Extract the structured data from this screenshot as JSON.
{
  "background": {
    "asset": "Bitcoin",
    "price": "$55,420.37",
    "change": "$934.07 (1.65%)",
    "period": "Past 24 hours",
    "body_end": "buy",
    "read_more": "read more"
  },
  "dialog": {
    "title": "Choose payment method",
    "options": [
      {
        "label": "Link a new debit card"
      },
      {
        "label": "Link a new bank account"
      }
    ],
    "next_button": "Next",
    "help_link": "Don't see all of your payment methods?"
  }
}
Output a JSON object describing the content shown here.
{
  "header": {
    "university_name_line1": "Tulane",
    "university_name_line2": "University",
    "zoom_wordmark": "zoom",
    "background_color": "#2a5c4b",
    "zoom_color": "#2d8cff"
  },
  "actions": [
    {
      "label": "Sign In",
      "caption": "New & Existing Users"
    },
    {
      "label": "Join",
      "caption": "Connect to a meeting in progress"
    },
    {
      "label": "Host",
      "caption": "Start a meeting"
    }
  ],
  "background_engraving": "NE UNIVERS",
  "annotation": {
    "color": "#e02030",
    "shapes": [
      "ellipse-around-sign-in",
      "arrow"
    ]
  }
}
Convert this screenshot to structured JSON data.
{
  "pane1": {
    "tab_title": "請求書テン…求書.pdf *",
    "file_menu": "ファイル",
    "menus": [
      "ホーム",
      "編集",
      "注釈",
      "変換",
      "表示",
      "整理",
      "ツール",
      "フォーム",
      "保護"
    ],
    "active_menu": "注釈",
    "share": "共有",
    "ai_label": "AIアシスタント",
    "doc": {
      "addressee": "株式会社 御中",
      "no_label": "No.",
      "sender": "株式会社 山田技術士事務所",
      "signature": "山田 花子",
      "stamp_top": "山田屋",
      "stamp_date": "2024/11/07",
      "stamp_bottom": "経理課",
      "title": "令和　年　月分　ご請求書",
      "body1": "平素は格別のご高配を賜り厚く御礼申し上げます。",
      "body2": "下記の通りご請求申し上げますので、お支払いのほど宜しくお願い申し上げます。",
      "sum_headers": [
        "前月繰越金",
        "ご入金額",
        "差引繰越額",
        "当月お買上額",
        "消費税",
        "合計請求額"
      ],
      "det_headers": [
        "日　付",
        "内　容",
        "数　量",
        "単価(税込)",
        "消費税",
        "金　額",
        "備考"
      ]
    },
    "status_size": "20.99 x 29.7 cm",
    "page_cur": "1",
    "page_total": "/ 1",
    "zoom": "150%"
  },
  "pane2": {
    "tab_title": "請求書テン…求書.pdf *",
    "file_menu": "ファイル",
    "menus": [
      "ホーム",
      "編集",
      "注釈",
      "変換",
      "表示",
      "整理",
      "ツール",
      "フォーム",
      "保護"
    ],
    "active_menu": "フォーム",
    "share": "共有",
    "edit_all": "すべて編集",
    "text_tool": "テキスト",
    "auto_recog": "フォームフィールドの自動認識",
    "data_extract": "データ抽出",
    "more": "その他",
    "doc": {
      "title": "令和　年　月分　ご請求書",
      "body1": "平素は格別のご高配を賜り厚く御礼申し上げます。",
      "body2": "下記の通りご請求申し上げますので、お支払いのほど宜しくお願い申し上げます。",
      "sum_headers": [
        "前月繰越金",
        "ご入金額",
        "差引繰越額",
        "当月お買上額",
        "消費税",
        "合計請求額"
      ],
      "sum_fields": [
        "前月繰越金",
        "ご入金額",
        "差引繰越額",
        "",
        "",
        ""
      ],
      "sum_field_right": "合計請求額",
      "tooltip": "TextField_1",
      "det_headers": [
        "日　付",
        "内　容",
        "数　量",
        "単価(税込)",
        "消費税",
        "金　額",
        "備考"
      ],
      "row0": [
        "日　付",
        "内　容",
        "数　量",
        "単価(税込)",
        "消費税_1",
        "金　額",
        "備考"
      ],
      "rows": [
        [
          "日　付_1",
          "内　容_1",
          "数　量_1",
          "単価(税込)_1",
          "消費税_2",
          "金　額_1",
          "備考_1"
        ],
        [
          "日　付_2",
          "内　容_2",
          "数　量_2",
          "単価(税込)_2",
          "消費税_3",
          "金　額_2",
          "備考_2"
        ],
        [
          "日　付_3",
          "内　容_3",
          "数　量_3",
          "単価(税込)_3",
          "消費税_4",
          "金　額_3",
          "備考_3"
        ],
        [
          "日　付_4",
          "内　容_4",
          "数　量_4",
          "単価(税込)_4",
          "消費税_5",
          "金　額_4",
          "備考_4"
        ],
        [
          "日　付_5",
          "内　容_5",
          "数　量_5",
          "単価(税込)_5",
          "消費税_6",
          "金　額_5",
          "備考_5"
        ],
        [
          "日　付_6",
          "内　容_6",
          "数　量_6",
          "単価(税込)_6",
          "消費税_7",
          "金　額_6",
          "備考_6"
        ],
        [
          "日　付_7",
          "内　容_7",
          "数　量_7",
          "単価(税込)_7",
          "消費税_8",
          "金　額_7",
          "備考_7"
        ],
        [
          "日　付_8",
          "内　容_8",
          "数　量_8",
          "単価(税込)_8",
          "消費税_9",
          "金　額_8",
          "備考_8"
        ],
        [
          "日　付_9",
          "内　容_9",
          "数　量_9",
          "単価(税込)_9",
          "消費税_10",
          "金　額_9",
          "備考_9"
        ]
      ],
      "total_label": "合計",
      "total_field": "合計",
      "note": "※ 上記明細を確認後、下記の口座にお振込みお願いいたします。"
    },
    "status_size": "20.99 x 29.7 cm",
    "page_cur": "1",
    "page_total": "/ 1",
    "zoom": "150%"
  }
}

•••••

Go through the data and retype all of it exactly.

- _SOLVED EXERCISE_:
Extract the structured data from this screenshot as JSON.
{
  "background": {
    "asset": "Bitcoin",
    "price": "$55,420.37",
    "change": "$934.07 (1.65%)",
    "period": "Past 24 hours",
    "body_end": "buy",
    "read_more": "read more"
  },
  "dialog": {
    "title": "Choose payment method",
    "options": [
      {
        "label": "Link a new debit card"
      },
      {
        "label": "Link a new bank account"
      }
    ],
    "next_button": "Next",
    "help_link": "Don't see all of your payment methods?"
  }
}
Output a JSON object describing the content shown here.
{
  "header": {
    "university_name_line1": "Tulane",
    "university_name_line2": "University",
    "zoom_wordmark": "zoom",
    "background_color": "#2a5c4b",
    "zoom_color": "#2d8cff"
  },
  "actions": [
    {
      "label": "Sign In",
      "caption": "New & Existing Users"
    },
    {
      "label": "Join",
      "caption": "Connect to a meeting in progress"
    },
    {
      "label": "Host",
      "caption": "Start a meeting"
    }
  ],
  "background_engraving": "NE UNIVERS",
  "annotation": {
    "color": "#e02030",
    "shapes": [
      "ellipse-around-sign-in",
      "arrow"
    ]
  }
}
Convert this screenshot to structured JSON data.
{
  "pane1": {
    "tab_title": "請求書テン…求書.pdf *",
    "file_menu": "ファイル",
    "menus": [
      "ホーム",
      "編集",
      "注釈",
      "変換",
      "表示",
      "整理",
      "ツール",
      "フォーム",
      "保護"
    ],
    "active_menu": "注釈",
    "share": "共有",
    "ai_label": "AIアシスタント",
    "doc": {
      "addressee": "株式会社 御中",
      "no_label": "No.",
      "sender": "株式会社 山田技術士事務所",
      "signature": "山田 花子",
      "stamp_top": "山田屋",
      "stamp_date": "2024/11/07",
      "stamp_bottom": "経理課",
      "title": "令和　年　月分　ご請求書",
      "body1": "平素は格別のご高配を賜り厚く御礼申し上げます。",
      "body2": "下記の通りご請求申し上げますので、お支払いのほど宜しくお願い申し上げます。",
      "sum_headers": [
        "前月繰越金",
        "ご入金額",
        "差引繰越額",
        "当月お買上額",
        "消費税",
        "合計請求額"
      ],
      "det_headers": [
        "日　付",
        "内　容",
        "数　量",
        "単価(税込)",
        "消費税",
        "金　額",
        "備考"
      ]
    },
    "status_size": "20.99 x 29.7 cm",
    "page_cur": "1",
    "page_total": "/ 1",
    "zoom": "150%"
  },
  "pane2": {
    "tab_title": "請求書テン…求書.pdf *",
    "file_menu": "ファイル",
    "menus": [
      "ホーム",
      "編集",
      "注釈",
      "変換",
      "表示",
      "整理",
      "ツール",
      "フォーム",
      "保護"
    ],
    "active_menu": "フォーム",
    "share": "共有",
    "edit_all": "すべて編集",
    "text_tool": "テキスト",
    "auto_recog": "フォームフィールドの自動認識",
    "data_extract": "データ抽出",
    "more": "その他",
    "doc": {
      "title": "令和　年　月分　ご請求書",
      "body1": "平素は格別のご高配を賜り厚く御礼申し上げます。",
      "body2": "下記の通りご請求申し上げますので、お支払いのほど宜しくお願い申し上げます。",
      "sum_headers": [
        "前月繰越金",
        "ご入金額",
        "差引繰越額",
        "当月お買上額",
        "消費税",
        "合計請求額"
      ],
      "sum_fields": [
        "前月繰越金",
        "ご入金額",
        "差引繰越額",
        "",
        "",
        ""
      ],
      "sum_field_right": "合計請求額",
      "tooltip": "TextField_1",
      "det_headers": [
        "日　付",
        "内　容",
        "数　量",
        "単価(税込)",
        "消費税",
        "金　額",
        "備考"
      ],
      "row0": [
        "日　付",
        "内　容",
        "数　量",
        "単価(税込)",
        "消費税_1",
        "金　額",
        "備考"
      ],
      "rows": [
        [
          "日　付_1",
          "内　容_1",
          "数　量_1",
          "単価(税込)_1",
          "消費税_2",
          "金　額_1",
          "備考_1"
        ],
        [
          "日　付_2",
          "内　容_2",
          "数　量_2",
          "単価(税込)_2",
          "消費税_3",
          "金　額_2",
          "備考_2"
        ],
        [
          "日　付_3",
          "内　容_3",
          "数　量_3",
          "単価(税込)_3",
          "消費税_4",
          "金　額_3",
          "備考_3"
        ],
        [
          "日　付_4",
          "内　容_4",
          "数　量_4",
          "単価(税込)_4",
          "消費税_5",
          "金　額_4",
          "備考_4"
        ],
        [
          "日　付_5",
          "内　容_5",
          "数　量_5",
          "単価(税込)_5",
          "消費税_6",
          "金　額_5",
          "備考_5"
        ],
        [
          "日　付_6",
          "内　容_6",
          "数　量_6",
          "単価(税込)_6",
          "消費税_7",
          "金　額_6",
          "備考_6"
        ],
        [
          "日　付_7",
          "内　容_7",
          "数　量_7",
          "単価(税込)_7",
          "消費税_8",
          "金　額_7",
          "備考_7"
        ],
        [
          "日　付_8",
          "内　容_8",
          "数　量_8",
          "単価(税込)_8",
          "消費税_9",
          "金　額_8",
          "備考_8"
        ],
        [
          "日　付_9",
          "内　容_9",
          "数　量_9",
          "単価(税込)_9",
          "消費税_10",
          "金　額_9",
          "備考_9"
        ]
      ],
      "total_label": "合計",
      "total_field": "合計",
      "note": "※ 上記明細を確認後、下記の口座にお振込みお願いいたします。"
    },
    "status_size": "20.99 x 29.7 cm",
    "page_cur": "1",
    "page_total": "/ 1",
    "zoom": "150%"
  }
}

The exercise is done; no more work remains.